The Wall Street Journal is cutting back the size of its newspaper as part of a redesign that will save it $18 million per year, the newspaper's publisher Dow Jones & Co. said Tuesday.
The changes will be phased in over the next few months and continue through next year, with the smaller format appearing in January 2007 after the presses in the Journal's 17 printing locations are adjusted.
The main cost savings will come from using less newsprint as the newspaper reduces its width by about the size of one of its six columns, or about 20 percent.
Many other newspapers have also reduced their size in recent years, responding to higher newsprint costs and research finding that many readers prefer smaller newspapers.
The Journal had long held out against reducing its size, but a prolonged slump in financial and technology advertising has badly hurt the newspaper, where advertising volume has declined every year since 2001.
The Journal's editor, Paul Steiger, said in a statement that the design changes would result in a more convenient format, having fewer stories "jump" to inside pages; devoting less space to market statistics; including more links to the Journal's online edition, and using more "signposts" to guide readers to stories.

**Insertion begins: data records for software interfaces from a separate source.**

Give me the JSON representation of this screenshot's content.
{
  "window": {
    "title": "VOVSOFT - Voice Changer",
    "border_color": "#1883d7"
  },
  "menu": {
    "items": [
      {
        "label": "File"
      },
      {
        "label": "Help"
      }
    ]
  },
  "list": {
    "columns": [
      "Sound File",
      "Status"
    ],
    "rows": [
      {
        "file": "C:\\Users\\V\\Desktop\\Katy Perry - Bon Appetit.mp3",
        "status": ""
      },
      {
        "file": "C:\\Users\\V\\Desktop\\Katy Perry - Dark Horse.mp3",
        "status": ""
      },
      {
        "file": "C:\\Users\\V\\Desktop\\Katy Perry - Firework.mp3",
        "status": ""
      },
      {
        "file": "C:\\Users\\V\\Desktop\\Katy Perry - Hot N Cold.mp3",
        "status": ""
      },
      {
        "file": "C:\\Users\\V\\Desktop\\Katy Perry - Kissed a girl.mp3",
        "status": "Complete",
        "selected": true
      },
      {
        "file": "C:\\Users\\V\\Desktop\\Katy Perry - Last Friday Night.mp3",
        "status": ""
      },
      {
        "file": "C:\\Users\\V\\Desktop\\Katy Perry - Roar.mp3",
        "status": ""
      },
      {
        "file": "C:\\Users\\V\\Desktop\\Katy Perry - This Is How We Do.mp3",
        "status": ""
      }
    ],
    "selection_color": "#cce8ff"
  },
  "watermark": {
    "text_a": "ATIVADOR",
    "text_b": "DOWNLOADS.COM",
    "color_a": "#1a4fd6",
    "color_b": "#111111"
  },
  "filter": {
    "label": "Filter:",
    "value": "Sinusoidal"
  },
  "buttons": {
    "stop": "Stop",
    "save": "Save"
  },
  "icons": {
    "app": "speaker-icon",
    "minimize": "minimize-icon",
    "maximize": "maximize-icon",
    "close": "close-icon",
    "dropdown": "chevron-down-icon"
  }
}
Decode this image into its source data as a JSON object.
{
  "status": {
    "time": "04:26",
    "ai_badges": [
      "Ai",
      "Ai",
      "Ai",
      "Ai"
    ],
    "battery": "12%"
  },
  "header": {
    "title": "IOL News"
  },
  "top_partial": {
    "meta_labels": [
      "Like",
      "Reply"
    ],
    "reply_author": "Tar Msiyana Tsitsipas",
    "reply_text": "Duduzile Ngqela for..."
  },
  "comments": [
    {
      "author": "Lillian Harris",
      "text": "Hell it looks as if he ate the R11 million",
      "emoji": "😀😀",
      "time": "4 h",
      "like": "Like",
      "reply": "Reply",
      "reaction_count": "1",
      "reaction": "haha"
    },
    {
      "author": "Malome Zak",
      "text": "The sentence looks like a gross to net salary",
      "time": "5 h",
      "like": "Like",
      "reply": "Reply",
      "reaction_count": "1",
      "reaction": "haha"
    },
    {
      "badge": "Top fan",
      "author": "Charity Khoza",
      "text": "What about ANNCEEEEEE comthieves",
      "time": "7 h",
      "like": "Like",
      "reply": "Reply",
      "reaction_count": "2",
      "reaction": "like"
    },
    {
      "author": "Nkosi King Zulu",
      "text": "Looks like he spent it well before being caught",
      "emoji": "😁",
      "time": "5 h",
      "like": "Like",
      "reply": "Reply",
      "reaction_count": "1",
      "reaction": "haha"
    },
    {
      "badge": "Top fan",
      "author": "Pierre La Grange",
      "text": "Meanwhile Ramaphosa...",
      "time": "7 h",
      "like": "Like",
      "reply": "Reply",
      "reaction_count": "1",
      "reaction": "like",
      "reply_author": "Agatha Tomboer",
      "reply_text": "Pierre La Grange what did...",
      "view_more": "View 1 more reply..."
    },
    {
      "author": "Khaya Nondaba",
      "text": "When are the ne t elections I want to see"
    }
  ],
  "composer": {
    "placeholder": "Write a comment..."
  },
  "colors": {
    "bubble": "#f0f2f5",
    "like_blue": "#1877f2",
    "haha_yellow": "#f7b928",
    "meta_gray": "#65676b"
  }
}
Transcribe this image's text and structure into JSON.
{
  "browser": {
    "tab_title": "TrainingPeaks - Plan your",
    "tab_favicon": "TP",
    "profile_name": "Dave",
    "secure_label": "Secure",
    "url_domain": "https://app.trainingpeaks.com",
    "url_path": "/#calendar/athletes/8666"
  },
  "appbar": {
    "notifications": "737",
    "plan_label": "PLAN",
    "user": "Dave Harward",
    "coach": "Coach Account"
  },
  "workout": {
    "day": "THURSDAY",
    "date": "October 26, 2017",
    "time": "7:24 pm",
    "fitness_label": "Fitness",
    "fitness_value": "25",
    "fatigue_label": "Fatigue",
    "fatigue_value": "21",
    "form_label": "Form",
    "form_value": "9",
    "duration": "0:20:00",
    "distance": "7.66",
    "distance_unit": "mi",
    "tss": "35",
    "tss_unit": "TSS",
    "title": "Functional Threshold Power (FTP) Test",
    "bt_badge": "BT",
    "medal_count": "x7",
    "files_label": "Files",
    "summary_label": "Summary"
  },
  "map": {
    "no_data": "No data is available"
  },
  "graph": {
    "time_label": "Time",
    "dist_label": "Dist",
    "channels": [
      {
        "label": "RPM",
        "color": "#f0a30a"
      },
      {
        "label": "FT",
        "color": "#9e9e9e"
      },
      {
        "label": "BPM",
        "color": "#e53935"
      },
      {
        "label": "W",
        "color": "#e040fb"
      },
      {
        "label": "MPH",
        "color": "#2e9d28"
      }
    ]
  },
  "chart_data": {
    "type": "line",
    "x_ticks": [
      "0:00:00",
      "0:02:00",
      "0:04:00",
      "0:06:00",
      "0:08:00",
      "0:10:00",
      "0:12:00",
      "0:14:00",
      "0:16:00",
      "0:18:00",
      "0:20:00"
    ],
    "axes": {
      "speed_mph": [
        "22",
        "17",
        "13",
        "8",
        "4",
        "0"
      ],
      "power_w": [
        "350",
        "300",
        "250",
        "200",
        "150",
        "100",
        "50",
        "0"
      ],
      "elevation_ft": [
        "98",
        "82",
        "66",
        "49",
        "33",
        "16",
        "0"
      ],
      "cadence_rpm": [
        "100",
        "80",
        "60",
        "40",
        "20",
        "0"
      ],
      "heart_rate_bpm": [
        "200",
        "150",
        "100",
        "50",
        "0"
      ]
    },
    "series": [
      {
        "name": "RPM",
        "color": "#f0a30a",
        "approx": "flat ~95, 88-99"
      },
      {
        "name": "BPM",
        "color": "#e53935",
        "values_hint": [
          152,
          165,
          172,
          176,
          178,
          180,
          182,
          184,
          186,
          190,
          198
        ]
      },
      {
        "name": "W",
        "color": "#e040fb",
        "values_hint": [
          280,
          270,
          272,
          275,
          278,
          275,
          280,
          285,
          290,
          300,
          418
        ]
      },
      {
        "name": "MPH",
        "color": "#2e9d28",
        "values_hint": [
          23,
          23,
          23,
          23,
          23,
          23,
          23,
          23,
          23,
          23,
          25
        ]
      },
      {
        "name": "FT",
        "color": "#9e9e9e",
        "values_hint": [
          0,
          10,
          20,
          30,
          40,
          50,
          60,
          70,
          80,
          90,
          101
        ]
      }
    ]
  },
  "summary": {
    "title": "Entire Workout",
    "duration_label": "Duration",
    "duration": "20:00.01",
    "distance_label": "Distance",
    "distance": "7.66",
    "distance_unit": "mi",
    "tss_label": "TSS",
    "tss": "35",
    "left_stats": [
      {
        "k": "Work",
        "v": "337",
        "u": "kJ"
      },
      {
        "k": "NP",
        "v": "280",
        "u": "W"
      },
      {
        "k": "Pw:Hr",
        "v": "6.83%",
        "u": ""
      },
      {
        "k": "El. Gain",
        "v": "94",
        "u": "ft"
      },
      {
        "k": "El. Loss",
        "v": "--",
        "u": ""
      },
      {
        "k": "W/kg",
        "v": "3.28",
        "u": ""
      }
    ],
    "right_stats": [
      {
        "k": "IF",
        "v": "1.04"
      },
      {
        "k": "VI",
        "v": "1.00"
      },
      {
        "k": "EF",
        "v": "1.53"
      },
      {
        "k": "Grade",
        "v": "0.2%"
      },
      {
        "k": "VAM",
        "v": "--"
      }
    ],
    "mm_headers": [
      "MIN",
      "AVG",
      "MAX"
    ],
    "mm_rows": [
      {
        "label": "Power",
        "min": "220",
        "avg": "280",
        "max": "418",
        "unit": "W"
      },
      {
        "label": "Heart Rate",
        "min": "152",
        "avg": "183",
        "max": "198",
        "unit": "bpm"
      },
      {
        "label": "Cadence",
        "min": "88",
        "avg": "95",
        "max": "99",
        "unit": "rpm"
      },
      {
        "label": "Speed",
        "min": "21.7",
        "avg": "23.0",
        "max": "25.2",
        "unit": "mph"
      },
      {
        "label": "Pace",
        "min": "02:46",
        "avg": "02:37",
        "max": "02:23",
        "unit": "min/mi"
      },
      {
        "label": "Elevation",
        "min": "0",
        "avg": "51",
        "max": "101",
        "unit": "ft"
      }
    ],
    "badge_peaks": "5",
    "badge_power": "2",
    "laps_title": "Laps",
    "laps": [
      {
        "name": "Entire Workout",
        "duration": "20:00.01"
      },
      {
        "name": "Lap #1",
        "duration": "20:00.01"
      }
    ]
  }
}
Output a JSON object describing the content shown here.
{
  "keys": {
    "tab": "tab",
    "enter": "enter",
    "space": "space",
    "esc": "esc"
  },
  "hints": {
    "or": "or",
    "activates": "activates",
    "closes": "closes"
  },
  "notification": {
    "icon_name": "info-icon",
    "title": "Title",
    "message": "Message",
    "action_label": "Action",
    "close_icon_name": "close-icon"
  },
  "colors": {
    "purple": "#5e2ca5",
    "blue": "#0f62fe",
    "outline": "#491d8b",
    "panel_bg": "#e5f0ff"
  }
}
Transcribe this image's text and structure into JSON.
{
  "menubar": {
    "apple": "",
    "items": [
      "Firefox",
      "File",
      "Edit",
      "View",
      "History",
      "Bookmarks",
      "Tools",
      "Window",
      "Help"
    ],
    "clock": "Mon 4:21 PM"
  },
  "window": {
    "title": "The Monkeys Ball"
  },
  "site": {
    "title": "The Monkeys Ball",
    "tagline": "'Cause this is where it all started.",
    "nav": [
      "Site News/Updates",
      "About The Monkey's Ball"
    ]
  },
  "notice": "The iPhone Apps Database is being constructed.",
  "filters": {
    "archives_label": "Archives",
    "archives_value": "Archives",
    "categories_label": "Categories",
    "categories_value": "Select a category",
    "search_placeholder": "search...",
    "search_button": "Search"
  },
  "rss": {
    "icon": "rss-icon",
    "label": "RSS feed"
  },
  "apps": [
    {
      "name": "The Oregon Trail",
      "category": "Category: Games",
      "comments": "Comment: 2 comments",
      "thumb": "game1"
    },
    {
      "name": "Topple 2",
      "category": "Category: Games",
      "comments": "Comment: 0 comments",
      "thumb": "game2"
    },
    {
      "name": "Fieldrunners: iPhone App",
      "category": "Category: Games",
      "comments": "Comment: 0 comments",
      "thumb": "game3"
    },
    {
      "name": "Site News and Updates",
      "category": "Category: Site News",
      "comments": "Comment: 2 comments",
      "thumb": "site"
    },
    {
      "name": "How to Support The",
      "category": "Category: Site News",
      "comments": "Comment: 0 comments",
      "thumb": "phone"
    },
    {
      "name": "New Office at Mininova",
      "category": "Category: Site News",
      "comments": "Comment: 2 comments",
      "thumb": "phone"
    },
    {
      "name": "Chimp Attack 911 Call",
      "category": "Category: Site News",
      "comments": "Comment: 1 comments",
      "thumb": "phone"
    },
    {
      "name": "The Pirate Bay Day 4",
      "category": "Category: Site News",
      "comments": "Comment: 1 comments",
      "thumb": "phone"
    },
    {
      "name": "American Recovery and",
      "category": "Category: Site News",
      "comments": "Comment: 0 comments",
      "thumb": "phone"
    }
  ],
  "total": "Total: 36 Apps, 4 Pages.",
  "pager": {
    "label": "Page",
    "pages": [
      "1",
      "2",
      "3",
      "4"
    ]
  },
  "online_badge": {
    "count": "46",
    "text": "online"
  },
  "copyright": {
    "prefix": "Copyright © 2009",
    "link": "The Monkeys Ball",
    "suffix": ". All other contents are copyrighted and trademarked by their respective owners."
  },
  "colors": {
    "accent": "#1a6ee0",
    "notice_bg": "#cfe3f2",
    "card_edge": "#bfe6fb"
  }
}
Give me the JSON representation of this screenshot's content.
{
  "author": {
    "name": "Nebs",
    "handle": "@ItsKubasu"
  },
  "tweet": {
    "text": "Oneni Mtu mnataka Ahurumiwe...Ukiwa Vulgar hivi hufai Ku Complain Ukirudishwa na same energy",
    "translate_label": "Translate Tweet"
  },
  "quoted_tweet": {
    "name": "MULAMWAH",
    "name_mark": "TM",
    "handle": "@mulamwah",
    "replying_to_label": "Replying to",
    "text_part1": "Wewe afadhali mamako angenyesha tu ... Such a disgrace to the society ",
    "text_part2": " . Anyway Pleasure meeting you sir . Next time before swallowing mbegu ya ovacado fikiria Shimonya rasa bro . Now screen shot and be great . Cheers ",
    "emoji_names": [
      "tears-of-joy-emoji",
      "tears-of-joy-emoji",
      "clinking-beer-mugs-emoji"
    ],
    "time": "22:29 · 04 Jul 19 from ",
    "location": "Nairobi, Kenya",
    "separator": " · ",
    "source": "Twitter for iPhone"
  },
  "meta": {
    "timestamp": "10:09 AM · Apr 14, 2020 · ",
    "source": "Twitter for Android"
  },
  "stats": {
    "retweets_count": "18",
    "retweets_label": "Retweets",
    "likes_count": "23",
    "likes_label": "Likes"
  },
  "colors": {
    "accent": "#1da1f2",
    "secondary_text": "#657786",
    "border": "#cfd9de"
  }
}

The Journal has made several other changes in recent years in hopes of bringing in more readers and advertisers, most recently the launch of a Saturday edition last month.
The paper also introduced an extra section called Personal Journal in 2002, at the same time it added more color to its pages, redesigned its typeface and made other format changes. And in 1998, the Journal introduced a leisure and lifestyle section called Weekend Journal which has proven to be a hit with advertisers.
Dow Jones has made other design changes recently to cut costs, including scaling back its Asian business magazine, the Far Eastern Economic Review, and reformatting its Asian and European editions to a more compact format.
Peter Kann, the CEO of Dow Jones, said the changes in the U.S. Journal would result in $13 million in one-time training, development and marketing costs, and then annual savings of about $18 million, mainly from lower newsprint use.
Paul Ginocchio, a newspaper industry analyst with Deutsche Bank, applauded Dow Jones's efforts to save money, but also wondered whether the changes also indicated weaker expectations for revenue growth going forward. "There's a view from Dow Jones that they need to keep taking costs out of the business," Ginocchio said.